In this light, we particularly look to Germany’s current presidency of the G7 to spearhead the discussion on implementing effective, equitable global climate clubs – that is, coalitions of countries that encourage high levels of participation in international climate agreements. To ensure they work effectively, climate clubs should set out clear objectives that shape what the incentives will be, such as knowledge sharing, financing and trade gains.
The evidence from the past few decades of policy experience is that carbon pricing works best when it is part of a wider policy package. The public funding of research and development, for example, is crucial to the development and commercial deployment of clean energy substitutes, and climate legislation is vital to ensuring the durability of policy beyond election cycles, as major investors have pointed out.
Fossil fuel subsidies
Moreover, fossil fuel subsidies – through the direct transfer of funds, price supports or tax benefits – must be phased out. Several G20 countries are simultaneously subsidising fossil fuels and renewable energy while taxing carbon – policies that counteract each other. In 2009, G20 countries pledged to phase out fossil fuel subsidies, a move that investors have long supported. However, 13 years on, this pledge is still to be implemented.
Overall, Europe and the wider world finds itself on the crossroads in terms of both its energy and climate future. As the Intergovernmental Panel on Climate Change noted in April, staying on a path to a 1.5°C temperature rise and below 2°C requires “immediate and deep emission reductions across all sectors of the economy”. Carbon pricing has an important role to play in this regard and efforts to implement or enhance such schemes should not be postponed.
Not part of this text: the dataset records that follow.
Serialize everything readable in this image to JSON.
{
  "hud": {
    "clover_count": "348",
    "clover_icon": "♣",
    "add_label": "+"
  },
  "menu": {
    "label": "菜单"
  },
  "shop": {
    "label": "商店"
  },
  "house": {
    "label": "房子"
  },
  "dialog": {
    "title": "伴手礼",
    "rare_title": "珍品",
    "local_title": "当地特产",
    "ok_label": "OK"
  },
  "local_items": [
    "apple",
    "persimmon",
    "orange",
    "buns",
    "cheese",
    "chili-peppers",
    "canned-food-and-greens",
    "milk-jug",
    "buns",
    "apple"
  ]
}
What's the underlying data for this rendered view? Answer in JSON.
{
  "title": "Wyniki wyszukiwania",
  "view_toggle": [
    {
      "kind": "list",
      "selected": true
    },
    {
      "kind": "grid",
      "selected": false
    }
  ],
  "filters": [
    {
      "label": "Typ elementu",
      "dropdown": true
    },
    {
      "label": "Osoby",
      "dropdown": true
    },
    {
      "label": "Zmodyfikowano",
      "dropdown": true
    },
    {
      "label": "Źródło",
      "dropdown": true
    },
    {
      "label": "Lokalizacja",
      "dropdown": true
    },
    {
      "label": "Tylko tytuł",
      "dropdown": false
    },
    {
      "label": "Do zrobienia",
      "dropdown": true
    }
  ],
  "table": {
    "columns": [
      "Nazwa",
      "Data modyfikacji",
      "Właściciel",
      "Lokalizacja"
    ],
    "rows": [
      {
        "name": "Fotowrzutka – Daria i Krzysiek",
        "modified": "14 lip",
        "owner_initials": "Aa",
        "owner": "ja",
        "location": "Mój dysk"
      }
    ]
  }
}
As asset owners, we call on policymakers to follow through on their commitments outlined in the Paris Agreement and draw on the design principles outlined in the paper to promptly implement reliable carbon pricing, so the world can get on track to halving emissions by the end of the decade.
Capital Monitor is hosting the Webinar series, Making Sense of Net Zero. Find out more information on NSMG.live.